[Data records]
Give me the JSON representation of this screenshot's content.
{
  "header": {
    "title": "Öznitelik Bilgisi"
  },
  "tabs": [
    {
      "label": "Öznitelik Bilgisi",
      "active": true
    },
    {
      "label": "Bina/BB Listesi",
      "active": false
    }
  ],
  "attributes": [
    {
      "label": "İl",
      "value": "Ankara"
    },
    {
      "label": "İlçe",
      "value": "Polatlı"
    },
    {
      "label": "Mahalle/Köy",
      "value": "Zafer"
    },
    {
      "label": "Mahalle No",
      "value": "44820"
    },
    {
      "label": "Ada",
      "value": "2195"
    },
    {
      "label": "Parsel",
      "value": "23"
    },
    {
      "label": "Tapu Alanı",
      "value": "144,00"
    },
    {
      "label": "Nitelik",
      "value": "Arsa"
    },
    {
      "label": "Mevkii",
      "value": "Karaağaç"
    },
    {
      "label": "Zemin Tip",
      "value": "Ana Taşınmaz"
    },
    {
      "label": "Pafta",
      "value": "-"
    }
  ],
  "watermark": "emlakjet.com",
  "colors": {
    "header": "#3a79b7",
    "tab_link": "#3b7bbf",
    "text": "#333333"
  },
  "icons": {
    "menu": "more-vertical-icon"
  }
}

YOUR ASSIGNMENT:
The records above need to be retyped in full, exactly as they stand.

TASK RESPONSE:
Give me the JSON representation of this screenshot's content.
{
  "header": {
    "title": "Öznitelik Bilgisi"
  },
  "tabs": [
    {
      "label": "Öznitelik Bilgisi",
      "active": true
    },
    {
      "label": "Bina/BB Listesi",
      "active": false
    }
  ],
  "attributes": [
    {
      "label": "İl",
      "value": "Ankara"
    },
    {
      "label": "İlçe",
      "value": "Polatlı"
    },
    {
      "label": "Mahalle/Köy",
      "value": "Zafer"
    },
    {
      "label": "Mahalle No",
      "value": "44820"
    },
    {
      "label": "Ada",
      "value": "2195"
    },
    {
      "label": "Parsel",
      "value": "23"
    },
    {
      "label": "Tapu Alanı",
      "value": "144,00"
    },
    {
      "label": "Nitelik",
      "value": "Arsa"
    },
    {
      "label": "Mevkii",
      "value": "Karaağaç"
    },
    {
      "label": "Zemin Tip",
      "value": "Ana Taşınmaz"
    },
    {
      "label": "Pafta",
      "value": "-"
    }
  ],
  "watermark": "emlakjet.com",
  "colors": {
    "header": "#3a79b7",
    "tab_link": "#3b7bbf",
    "text": "#333333"
  },
  "icons": {
    "menu": "more-vertical-icon"
  }
}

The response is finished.